==== INFORMATION PROVIDED
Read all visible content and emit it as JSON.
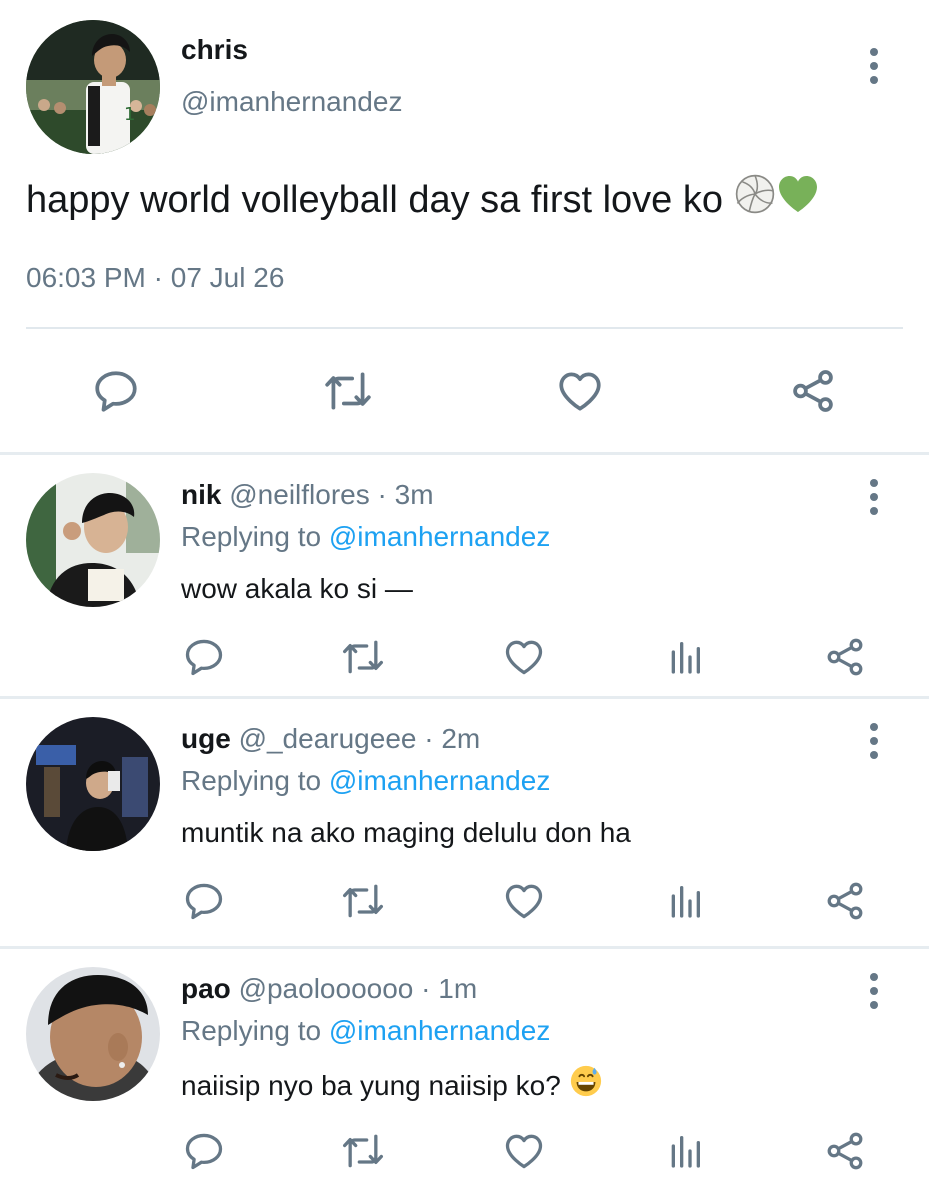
{
  "main_tweet": {
    "display_name": "chris",
    "handle": "@imanhernandez",
    "text": "happy world volleyball day sa first love ko",
    "emojis": [
      "volleyball-emoji",
      "green-heart-emoji"
    ],
    "time": "06:03 PM",
    "separator": "·",
    "date": "07 Jul 26",
    "actions": [
      "reply-icon",
      "retweet-icon",
      "like-icon",
      "share-icon"
    ]
  },
  "replies": [
    {
      "display_name": "nik",
      "handle": "@neilflores",
      "dot": "·",
      "time": "3m",
      "replying_prefix": "Replying to",
      "replying_to": "@imanhernandez",
      "text": "wow akala ko si —"
    },
    {
      "display_name": "uge",
      "handle": "@_dearugeee",
      "dot": "·",
      "time": "2m",
      "replying_prefix": "Replying to",
      "replying_to": "@imanhernandez",
      "text": "muntik na ako maging delulu don ha"
    },
    {
      "display_name": "pao",
      "handle": "@paoloooooo",
      "dot": "·",
      "time": "1m",
      "replying_prefix": "Replying to",
      "replying_to": "@imanhernandez",
      "text": "naiisip nyo ba yung naiisip ko?",
      "emoji": "grinning-sweat-emoji"
    }
  ],
  "colors": {
    "text": "#14171a",
    "secondary": "#657786",
    "accent": "#1da1f2",
    "divider": "#e6ecf0"
  }
}
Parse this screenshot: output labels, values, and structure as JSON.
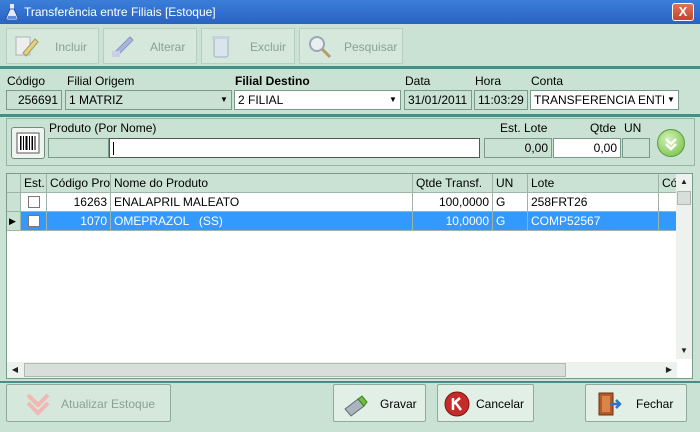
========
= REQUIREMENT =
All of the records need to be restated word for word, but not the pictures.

= RESPONSE AREA =
Read all visible content and emit it as JSON.
{
  "main_tweet": {
    "display_name": "chris",
    "handle": "@imanhernandez",
    "text": "happy world volleyball day sa first love ko",
    "emojis": [
      "volleyball-emoji",
      "green-heart-emoji"
    ],
    "time": "06:03 PM",
    "separator": "·",
    "date": "07 Jul 26",
    "actions": [
      "reply-icon",
      "retweet-icon",
      "like-icon",
      "share-icon"
    ]
  },
  "replies": [
    {
      "display_name": "nik",
      "handle": "@neilflores",
      "dot": "·",
      "time": "3m",
      "replying_prefix": "Replying to",
      "replying_to": "@imanhernandez",
      "text": "wow akala ko si —"
    },
    {
      "display_name": "uge",
      "handle": "@_dearugeee",
      "dot": "·",
      "time": "2m",
      "replying_prefix": "Replying to",
      "replying_to": "@imanhernandez",
      "text": "muntik na ako maging delulu don ha"
    },
    {
      "display_name": "pao",
      "handle": "@paoloooooo",
      "dot": "·",
      "time": "1m",
      "replying_prefix": "Replying to",
      "replying_to": "@imanhernandez",
      "text": "naiisip nyo ba yung naiisip ko?",
      "emoji": "grinning-sweat-emoji"
    }
  ],
  "colors": {
    "text": "#14171a",
    "secondary": "#657786",
    "accent": "#1da1f2",
    "divider": "#e6ecf0"
  }
}
Parse this screenshot: output labels, values, and structure as JSON.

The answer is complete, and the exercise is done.